|The first excerpt represents the past or something you must release, and is drawn from Apology by Plato:
divine agencies, and not in spirits or demigods?
How lucky I am to have extracted that answer, by the assistance of the
court! But then you swear in the indictment that I teach and believe in
divine or spiritual agencies (new or old, no matter for that); at any rate,
I believe in spiritual agencies,--so you say and swear in the affidavit;
and yet if I believe in divine beings, how can I help believing in spirits
or demigods;--must I not? To be sure I must; and therefore I may assume
that your silence gives consent. Now what are spirits or demigods? Are
they not either gods or the sons of gods?
Certainly they are.
|The second excerpt represents the present or the deciding factor of the moment, and is drawn from Beyond Good and Evil by Friedrich Nietzsche:
furthest extent (to absurdity, if I may be allowed to say so):
that is a morality of method which one may not repudiate
nowadays--it follows "from its definition," as mathematicians
say. The question is ultimately whether we really recognize the
will as OPERATING, whether we believe in the causality of the
will; if we do so--and fundamentally our belief IN THIS is just
our belief in causality itself--we MUST make the attempt to posit
hypothetically the causality of the will as the only causality.
"Will" can naturally only operate on "will"--and not on "matter"
(not on "nerves," for instance): in short, the hypothesis must be
hazarded, whether will does not operate on will wherever
Beyond Good and Evil
|The third excerpt represents the future or something you must embrace, and is drawn from The Blue Flower by Henry van Dyke:
consummation of its hopes--a common flower-pot, straight and
stiff, red and ugly. And then it felt that it was not
destined for a king's house, nor for a palace of art, because
it was made without glory or beauty or honour; and it murmured
against the unknown maker, saying, "Why hast thou made me
Many days it passed in sullen discontent. Then it was
filled with earth, and something--it knew not what--but
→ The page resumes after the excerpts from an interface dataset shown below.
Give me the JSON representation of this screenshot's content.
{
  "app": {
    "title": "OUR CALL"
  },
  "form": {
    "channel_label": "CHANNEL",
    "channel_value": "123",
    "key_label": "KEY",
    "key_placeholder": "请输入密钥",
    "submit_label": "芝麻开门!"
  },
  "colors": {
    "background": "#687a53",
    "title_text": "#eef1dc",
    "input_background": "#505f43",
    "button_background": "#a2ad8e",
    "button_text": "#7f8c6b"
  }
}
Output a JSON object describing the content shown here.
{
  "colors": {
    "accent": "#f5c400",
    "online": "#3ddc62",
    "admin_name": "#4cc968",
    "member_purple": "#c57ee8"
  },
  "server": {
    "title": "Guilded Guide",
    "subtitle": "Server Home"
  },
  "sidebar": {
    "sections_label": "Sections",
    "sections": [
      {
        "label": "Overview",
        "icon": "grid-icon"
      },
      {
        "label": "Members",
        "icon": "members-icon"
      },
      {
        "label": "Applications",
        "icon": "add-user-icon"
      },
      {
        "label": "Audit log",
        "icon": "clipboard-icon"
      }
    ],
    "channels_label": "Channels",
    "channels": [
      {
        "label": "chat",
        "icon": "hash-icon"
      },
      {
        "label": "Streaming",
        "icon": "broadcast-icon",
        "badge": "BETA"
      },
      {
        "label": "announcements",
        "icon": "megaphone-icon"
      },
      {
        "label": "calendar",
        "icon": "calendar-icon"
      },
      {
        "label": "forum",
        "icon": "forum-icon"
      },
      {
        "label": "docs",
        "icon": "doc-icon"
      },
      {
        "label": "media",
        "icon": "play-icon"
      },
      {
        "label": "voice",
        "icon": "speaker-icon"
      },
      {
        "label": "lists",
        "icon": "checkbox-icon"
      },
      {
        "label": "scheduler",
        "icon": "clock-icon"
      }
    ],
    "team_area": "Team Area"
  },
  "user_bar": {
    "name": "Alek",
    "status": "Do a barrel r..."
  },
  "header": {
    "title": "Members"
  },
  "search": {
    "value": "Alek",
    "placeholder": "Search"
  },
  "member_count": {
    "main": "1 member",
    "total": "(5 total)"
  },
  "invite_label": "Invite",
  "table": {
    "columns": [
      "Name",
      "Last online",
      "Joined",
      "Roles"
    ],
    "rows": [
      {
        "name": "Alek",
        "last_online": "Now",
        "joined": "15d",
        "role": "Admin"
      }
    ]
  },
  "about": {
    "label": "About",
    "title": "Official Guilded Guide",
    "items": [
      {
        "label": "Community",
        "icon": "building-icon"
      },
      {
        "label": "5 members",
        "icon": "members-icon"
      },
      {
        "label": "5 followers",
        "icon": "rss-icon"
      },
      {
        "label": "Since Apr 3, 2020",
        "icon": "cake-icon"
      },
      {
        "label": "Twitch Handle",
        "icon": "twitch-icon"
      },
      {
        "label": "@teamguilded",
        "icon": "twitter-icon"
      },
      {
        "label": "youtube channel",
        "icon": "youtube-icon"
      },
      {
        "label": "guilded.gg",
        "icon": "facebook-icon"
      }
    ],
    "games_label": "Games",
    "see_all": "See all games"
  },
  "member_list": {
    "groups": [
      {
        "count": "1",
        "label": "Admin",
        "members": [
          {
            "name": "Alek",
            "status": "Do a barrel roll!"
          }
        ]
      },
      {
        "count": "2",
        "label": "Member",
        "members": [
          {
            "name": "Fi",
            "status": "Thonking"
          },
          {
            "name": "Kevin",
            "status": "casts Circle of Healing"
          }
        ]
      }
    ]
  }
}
something rough and brown and dead-looking, was thrust into
the middle of the earth and covered over. The clay rebelled
at this new disgrace. "This is the worst of all that has